Cannabis is a useful botanical with a wide range of therapeutic potential. Global prohibition over the past century has impeded the ability to study the plant as medicine. However, delta-9-tetrahydrocannabinol (THC) has been developed as a stand-alone pharmaceutical initially approved for the treatment of chemotherapy-related nausea and vomiting in 1986. The indication was expanded in 1992 to include treatment of anorexia in patients with the AIDS wasting syndrome.

Patient Perceptions of the Use of Medical Marijuana in the Treatment of Pain After Musculoskeletal Trauma: A Survey of Patients at 2 Trauma Centers in Massachusetts

To evaluate musculoskeletal trauma patients’ beliefs regarding the usefulness of marijuana as a valid medical treatment for postinjury and postoperative pain and anxiety. The majority of patients in this study believed that medical marijuana is a valid treatment and that it does have a role in reducing postinjury and postoperative pain. Those patients who used marijuana during their recovery felt that it alleviated symptoms of pain and reduced their opioid intake.

Medical Cannabis for Neuropathic Pain

Many cultures throughout history have used cannabis to treat a variety of painful ailments. Neuropathic pain is a complicated condition that is challenging to treat with our current medications. Recent scientific discovery has elucidated the intricate role of the endocannabinoid system in the pathophysiology of neuropathic pain. As societal perceptions change, and legislation on medical cannabis relaxes, there is growing interest in the use of medical cannabis for neuropathic pain.

Attitudes of Irish patients with chronic pain towards medicinal cannabis

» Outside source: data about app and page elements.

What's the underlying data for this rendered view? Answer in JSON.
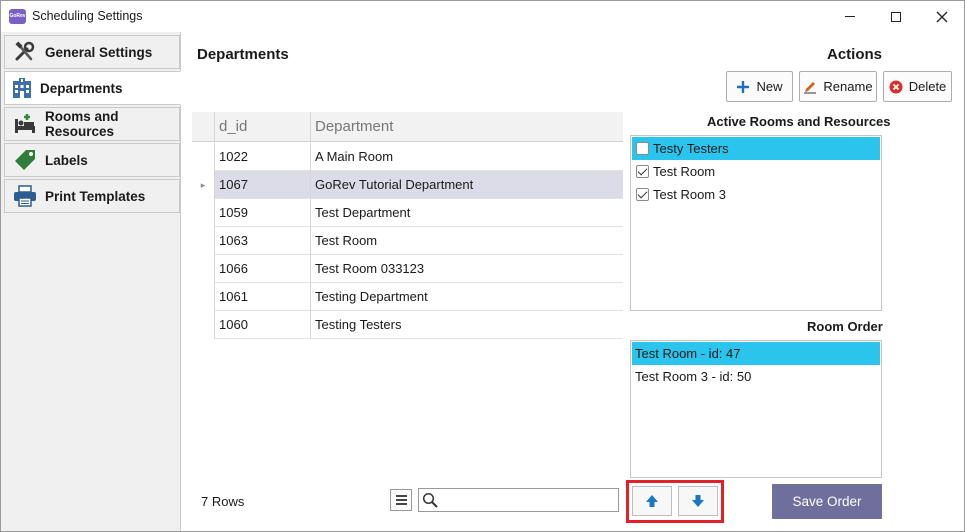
{
  "window": {
    "title": "Scheduling Settings",
    "app_icon_text": "GoRev"
  },
  "sidebar": {
    "items": [
      {
        "label": "General Settings",
        "icon": "tools-icon"
      },
      {
        "label": "Departments",
        "icon": "building-icon",
        "active": true
      },
      {
        "label": "Rooms and Resources",
        "icon": "bed-icon"
      },
      {
        "label": "Labels",
        "icon": "tag-icon"
      },
      {
        "label": "Print Templates",
        "icon": "printer-icon"
      }
    ]
  },
  "main": {
    "title": "Departments",
    "actions_title": "Actions",
    "buttons": {
      "new": "New",
      "rename": "Rename",
      "delete": "Delete"
    },
    "grid": {
      "columns": [
        "d_id",
        "Department"
      ],
      "rows": [
        {
          "id": "1022",
          "dept": "A Main Room"
        },
        {
          "id": "1067",
          "dept": "GoRev Tutorial Department",
          "selected": true,
          "indicator": "▸"
        },
        {
          "id": "1059",
          "dept": "Test Department"
        },
        {
          "id": "1063",
          "dept": "Test Room"
        },
        {
          "id": "1066",
          "dept": "Test Room 033123"
        },
        {
          "id": "1061",
          "dept": "Testing Department"
        },
        {
          "id": "1060",
          "dept": "Testing Testers"
        }
      ]
    },
    "active_rooms": {
      "title": "Active Rooms and Resources",
      "items": [
        {
          "label": "Testy Testers",
          "checked": false,
          "selected": true
        },
        {
          "label": "Test Room",
          "checked": true
        },
        {
          "label": "Test Room 3",
          "checked": true
        }
      ]
    },
    "room_order": {
      "title": "Room Order",
      "items": [
        {
          "label": "Test Room - id: 47",
          "selected": true
        },
        {
          "label": "Test Room 3 - id: 50"
        }
      ]
    },
    "footer": {
      "rows_text": "7 Rows",
      "search_value": "",
      "save_label": "Save Order"
    }
  },
  "colors": {
    "selection_blue": "#2bc4ec",
    "grid_selected": "#dcdce8",
    "save_button": "#6e6f9c",
    "highlight_border": "#e0202a",
    "arrow_blue": "#1a78c2",
    "delete_red": "#d9302c"
  }
}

Medicinal cannabis use is topical in the media in Ireland. A recent Health Products Regulatory Authority review, however, has recommended against its use for patients with chronic pain. This is despite evidence for its effectiveness in this patient’s cohort and the inadequate pain management of these patients. The study highlights the attitudes of chronic pain patients in Ireland towards medicinal cannabis. It shows their desire to have medical cannabis legalised for chronic pain and that they view it as a reasonable pain management option.

Therapeutic Value of Medical Marijuana in New Jersey Patients: A Community Partnership Research Endeavor

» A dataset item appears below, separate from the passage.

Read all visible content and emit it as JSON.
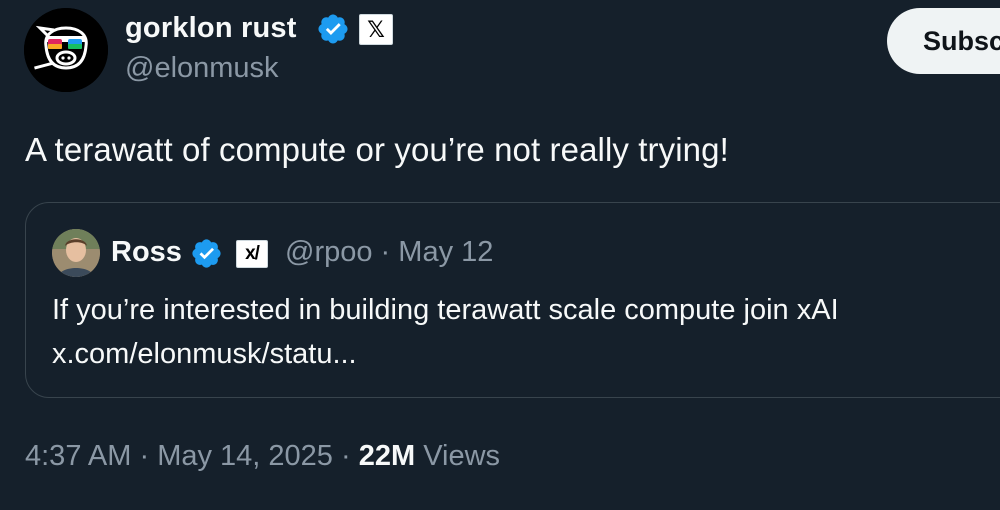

The Public Health Program at Stockton University partnered with the Compassionate Care Foundation to ascertain the impact of medical marijuana on patients in New Jersey. Patients volunteered to complete a survey once a month for 8 months. The survey explored their use, form, and strain of medical marijuana and its influence on pain and 12 other physical and mental health variables. Also, an increase or decrease in other medication taken and any unexpected outcomes were recorded.